Hey there, time traveller!
This article was published 4/2/2014 (841 days ago), so information in it may no longer be current.
As a parent of two young children, I find that cartoon characters are a frequent topic at home.
This sometimes bridges over into work, and it was the seven dwarfs that came to mind while writing this article on work and health.
In many ways, Happy, Doc and the rest of the gang represent all the great things about work. They are employed in occupations they appear to enjoy and, based on their advanced age, have likely gained many of the benefits of having a positive work life.
The health benefits of work are numerous, and those of us who find an enjoyable and fulfilling career typically live happier, healthier lives. Unfortunately, not all work environments are as ideal as Doc’s. Given that many of us spend more of our waking hours at work than anywhere else, it is critical we understand the impacts work can have on health.
It is not news that some workplaces can be hazardous, but research is increasing our understanding of the diverse variety of workplace factors that affect health.

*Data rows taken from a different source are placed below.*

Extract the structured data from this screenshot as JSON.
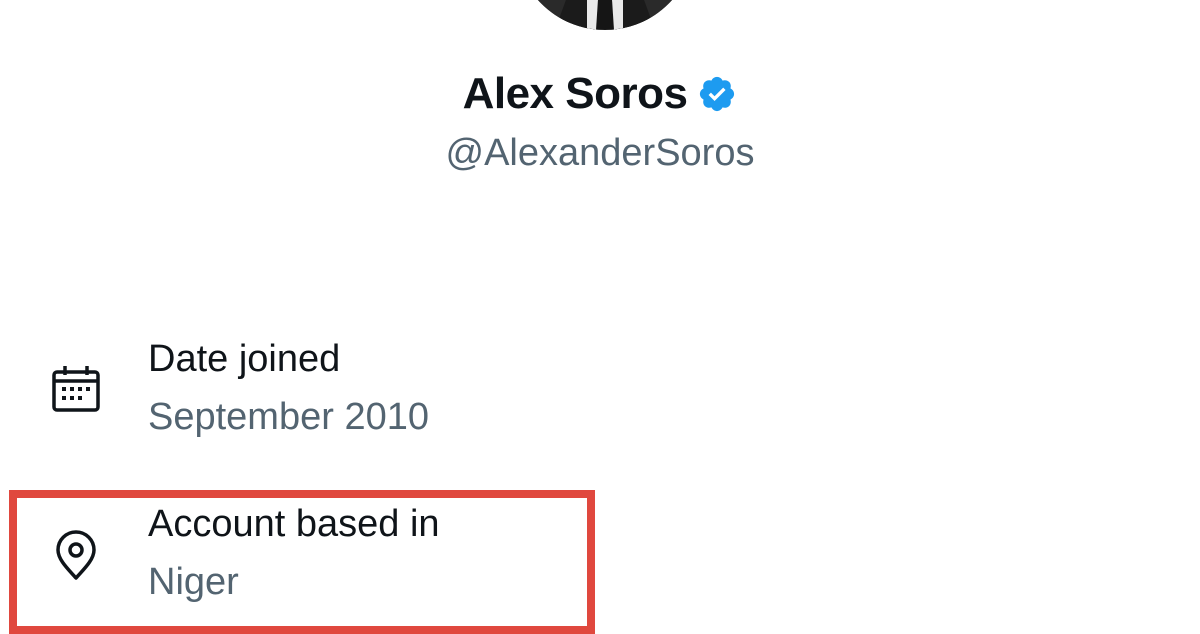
{
  "profile": {
    "display_name": "Alex Soros",
    "handle": "@AlexanderSoros",
    "verified": true
  },
  "about": {
    "date_joined": {
      "label": "Date joined",
      "value": "September 2010",
      "icon": "calendar-icon"
    },
    "account_based_in": {
      "label": "Account based in",
      "value": "Niger",
      "icon": "location-pin-icon"
    }
  },
  "colors": {
    "text_primary": "#0f1419",
    "text_secondary": "#536471",
    "verified_blue": "#1d9bf0",
    "highlight_red": "#e0483e"
  }
}
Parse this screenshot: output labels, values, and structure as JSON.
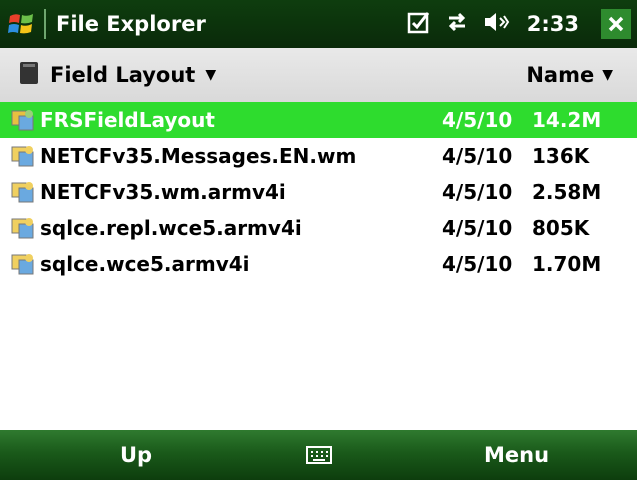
{
  "titlebar": {
    "title": "File Explorer",
    "time": "2:33",
    "icons": [
      "windows-start-icon",
      "notification-check-icon",
      "connectivity-icon",
      "speaker-icon",
      "close-icon"
    ]
  },
  "header": {
    "folder_label": "Field Layout",
    "sort_label": "Name"
  },
  "files": [
    {
      "name": "FRSFieldLayout",
      "date": "4/5/10",
      "size": "14.2M",
      "selected": true
    },
    {
      "name": "NETCFv35.Messages.EN.wm",
      "date": "4/5/10",
      "size": "136K",
      "selected": false
    },
    {
      "name": "NETCFv35.wm.armv4i",
      "date": "4/5/10",
      "size": "2.58M",
      "selected": false
    },
    {
      "name": "sqlce.repl.wce5.armv4i",
      "date": "4/5/10",
      "size": "805K",
      "selected": false
    },
    {
      "name": "sqlce.wce5.armv4i",
      "date": "4/5/10",
      "size": "1.70M",
      "selected": false
    }
  ],
  "softkeys": {
    "left": "Up",
    "right": "Menu"
  },
  "colors": {
    "titlebar": "#0e3d0e",
    "selection": "#2edc2e",
    "softbar": "#1a5a1a",
    "header": "#e0e0e0"
  }
}
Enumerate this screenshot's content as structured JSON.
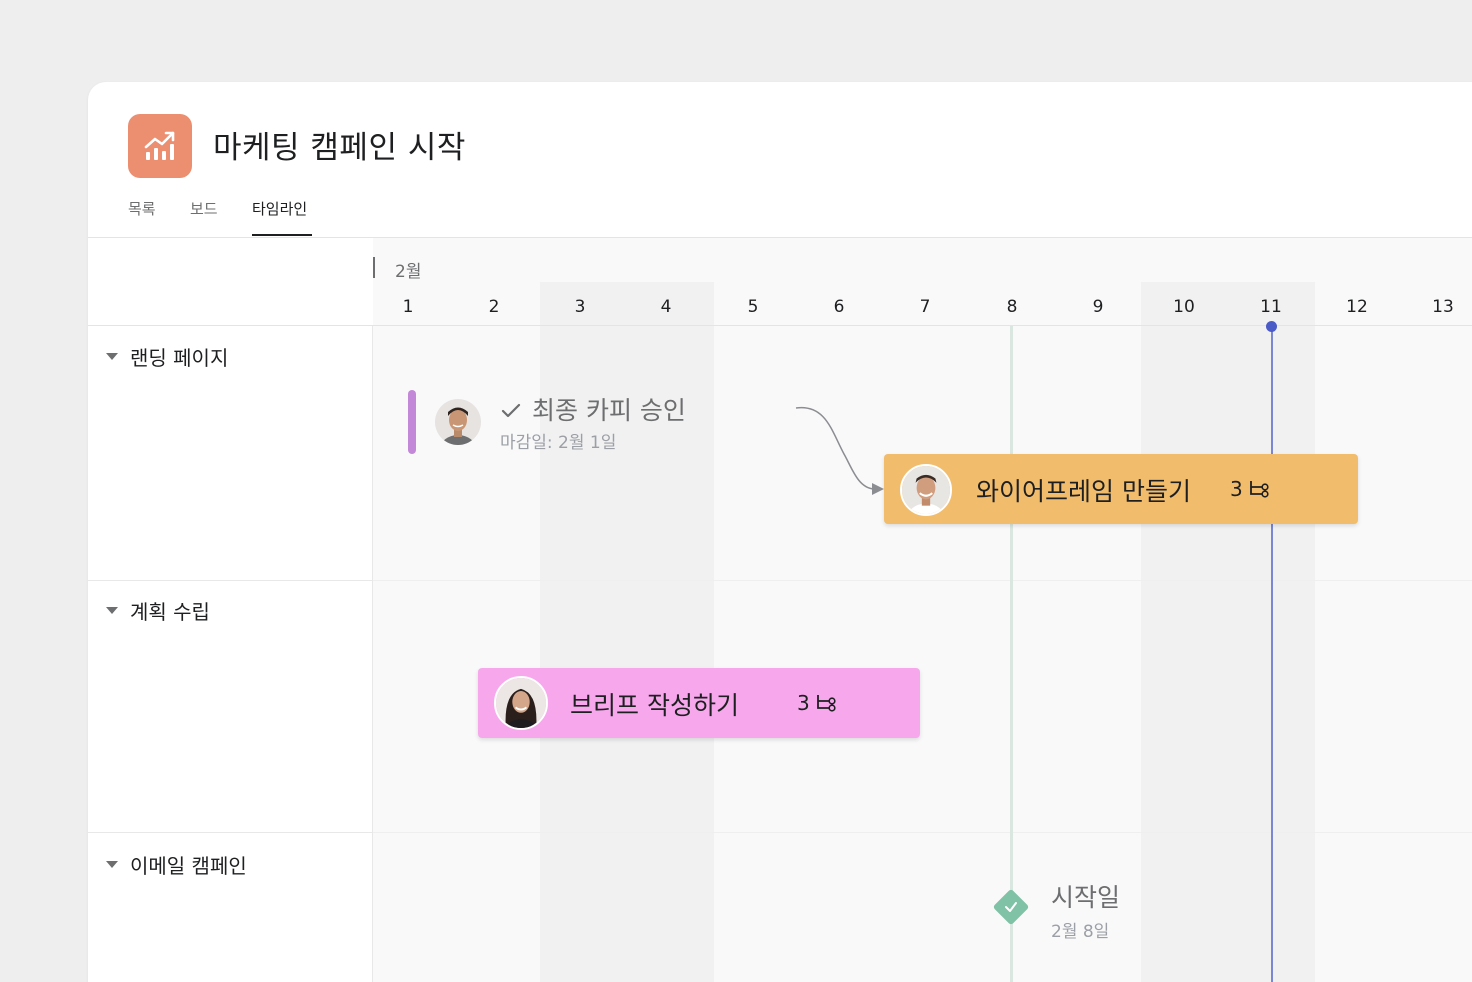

The Whitehall series of studies is one well-known example of this type of research, demonstrating how workplace environments affect a wide range of health issues — from mental health to heart disease.
Increasingly, both employers and employees are recognizing the importance of workplace environments that promote health.
The Manitoba Chambers of Commerce is a local champion in responding to these challenges. Recent work by the Chambers includes the report Shaping Manitoba’s Future: Our Healthcare, which identifies that "... a healthier population means a more productive workforce..." and "...our aim is to rally Manitobans to make Manitoba the healthiest province in Canada."
To help make this vision a reality, the Chambers is supporting a campaign initiated by the provincial government to promote healthier workplaces.
Wellness Works encourages employers and employees to work together in areas such as tobacco cessation, physical activity and mental health. The kick-off for Wellness Works was held recently at the Winnipeg headquarters of National Leasing, which has made significant investments in creating a workplace environment that promotes healthier employees. You can see some of these efforts, and the positive effects they are having, in the Our Story video on the National Leasing website.
The last 100 to 200 years have seen incredible improvements in population health, and one of the main reasons for this is safer workplaces. As the type of work we do has evolved significantly over the past 200 years, the challenge going forward is to better understand the ways in which our modern workplaces positively and negatively impact health, and steps we can take to make workplaces as health-promoting as possible. The benefits at an individual level, at the corporate level and for the economy overall are enormous.
We should all ask: What factors in our workplace make it easier or more difficult to become healthier? This question can and should stimulate us to "work" towards solutions. The more employers and employees can look at ways to modify their workplace environments to replicate the sense of job satisfaction and productivity that Doc and the gang demonstrated, the better our collective health can be.
Dr. Michael Routledge is Manitoba’s Chief Provincial Public Health Officer.